Dataset rows describing interfaces:
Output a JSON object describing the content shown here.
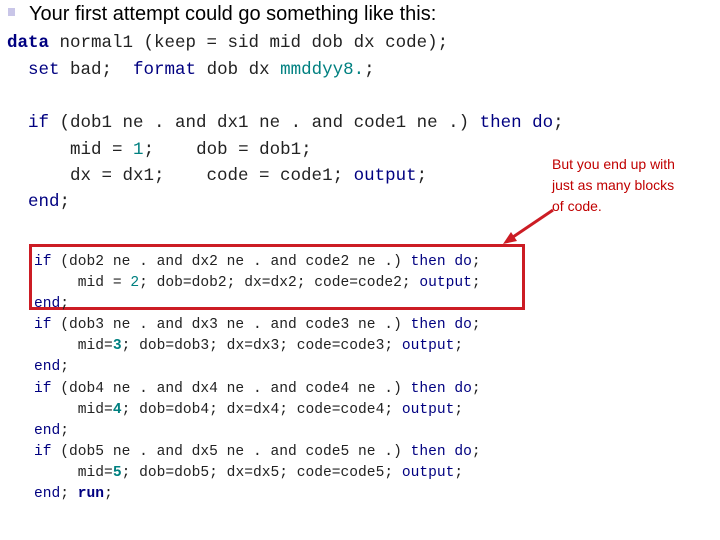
{
  "slide": {
    "bullet_text": "Your first attempt could go something like this:",
    "annotation": {
      "line1": "But you end up with",
      "line2": "just as many blocks",
      "line3": "of code."
    },
    "colors": {
      "keyword": "#000080",
      "number": "#008080",
      "text": "#222222",
      "highlight_box": "#cc1c24",
      "annotation": "#c00000"
    }
  },
  "code_header": {
    "l1": {
      "kw": "data",
      "rest": " normal1 (keep = sid mid dob dx code);"
    },
    "l2": {
      "kw1": "set",
      "mid": " bad;  ",
      "kw2": "format",
      "mid2": " dob dx ",
      "fmt": "mmddyy8.",
      "end": ";"
    }
  },
  "block1": {
    "if_kw": "if",
    "cond": " (dob1 ne . and dx1 ne . and code1 ne .) ",
    "then_kw": "then do",
    "semi": ";",
    "l2a": "    mid = ",
    "l2num": "1",
    "l2b": ";    dob = dob1;",
    "l3a": "    dx = dx1;    code = code1; ",
    "l3kw": "output",
    "l3b": ";",
    "end_kw": "end",
    "end_semi": ";"
  },
  "blocks": [
    {
      "if_kw": "if",
      "cond": " (dob2 ne . and dx2 ne . and code2 ne .) ",
      "then_kw": "then do",
      "semi": ";",
      "body_a": "     mid = ",
      "num": "2",
      "body_b": "; dob=dob2; dx=dx2; code=code2; ",
      "out_kw": "output",
      "out_semi": ";",
      "end_kw": "end",
      "end_semi": ";"
    },
    {
      "if_kw": "if",
      "cond": " (dob3 ne . and dx3 ne . and code3 ne .) ",
      "then_kw": "then do",
      "semi": ";",
      "body_a": "     mid=",
      "num": "3",
      "body_b": "; dob=dob3; dx=dx3; code=code3; ",
      "out_kw": "output",
      "out_semi": ";",
      "end_kw": "end",
      "end_semi": ";"
    },
    {
      "if_kw": "if",
      "cond": " (dob4 ne . and dx4 ne . and code4 ne .) ",
      "then_kw": "then do",
      "semi": ";",
      "body_a": "     mid=",
      "num": "4",
      "body_b": "; dob=dob4; dx=dx4; code=code4; ",
      "out_kw": "output",
      "out_semi": ";",
      "end_kw": "end",
      "end_semi": ";"
    },
    {
      "if_kw": "if",
      "cond": " (dob5 ne . and dx5 ne . and code5 ne .) ",
      "then_kw": "then do",
      "semi": ";",
      "body_a": "     mid=",
      "num": "5",
      "body_b": "; dob=dob5; dx=dx5; code=code5; ",
      "out_kw": "output",
      "out_semi": ";",
      "end_kw": "end",
      "end_semi": "; ",
      "run_kw": "run",
      "run_semi": ";"
    }
  ]
}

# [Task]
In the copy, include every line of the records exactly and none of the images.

# [Exercise response]
Output a JSON object describing the content shown here.
{
  "slide": {
    "bullet_text": "Your first attempt could go something like this:",
    "annotation": {
      "line1": "But you end up with",
      "line2": "just as many blocks",
      "line3": "of code."
    },
    "colors": {
      "keyword": "#000080",
      "number": "#008080",
      "text": "#222222",
      "highlight_box": "#cc1c24",
      "annotation": "#c00000"
    }
  },
  "code_header": {
    "l1": {
      "kw": "data",
      "rest": " normal1 (keep = sid mid dob dx code);"
    },
    "l2": {
      "kw1": "set",
      "mid": " bad;  ",
      "kw2": "format",
      "mid2": " dob dx ",
      "fmt": "mmddyy8.",
      "end": ";"
    }
  },
  "block1": {
    "if_kw": "if",
    "cond": " (dob1 ne . and dx1 ne . and code1 ne .) ",
    "then_kw": "then do",
    "semi": ";",
    "l2a": "    mid = ",
    "l2num": "1",
    "l2b": ";    dob = dob1;",
    "l3a": "    dx = dx1;    code = code1; ",
    "l3kw": "output",
    "l3b": ";",
    "end_kw": "end",
    "end_semi": ";"
  },
  "blocks": [
    {
      "if_kw": "if",
      "cond": " (dob2 ne . and dx2 ne . and code2 ne .) ",
      "then_kw": "then do",
      "semi": ";",
      "body_a": "     mid = ",
      "num": "2",
      "body_b": "; dob=dob2; dx=dx2; code=code2; ",
      "out_kw": "output",
      "out_semi": ";",
      "end_kw": "end",
      "end_semi": ";"
    },
    {
      "if_kw": "if",
      "cond": " (dob3 ne . and dx3 ne . and code3 ne .) ",
      "then_kw": "then do",
      "semi": ";",
      "body_a": "     mid=",
      "num": "3",
      "body_b": "; dob=dob3; dx=dx3; code=code3; ",
      "out_kw": "output",
      "out_semi": ";",
      "end_kw": "end",
      "end_semi": ";"
    },
    {
      "if_kw": "if",
      "cond": " (dob4 ne . and dx4 ne . and code4 ne .) ",
      "then_kw": "then do",
      "semi": ";",
      "body_a": "     mid=",
      "num": "4",
      "body_b": "; dob=dob4; dx=dx4; code=code4; ",
      "out_kw": "output",
      "out_semi": ";",
      "end_kw": "end",
      "end_semi": ";"
    },
    {
      "if_kw": "if",
      "cond": " (dob5 ne . and dx5 ne . and code5 ne .) ",
      "then_kw": "then do",
      "semi": ";",
      "body_a": "     mid=",
      "num": "5",
      "body_b": "; dob=dob5; dx=dx5; code=code5; ",
      "out_kw": "output",
      "out_semi": ";",
      "end_kw": "end",
      "end_semi": "; ",
      "run_kw": "run",
      "run_semi": ";"
    }
  ]
}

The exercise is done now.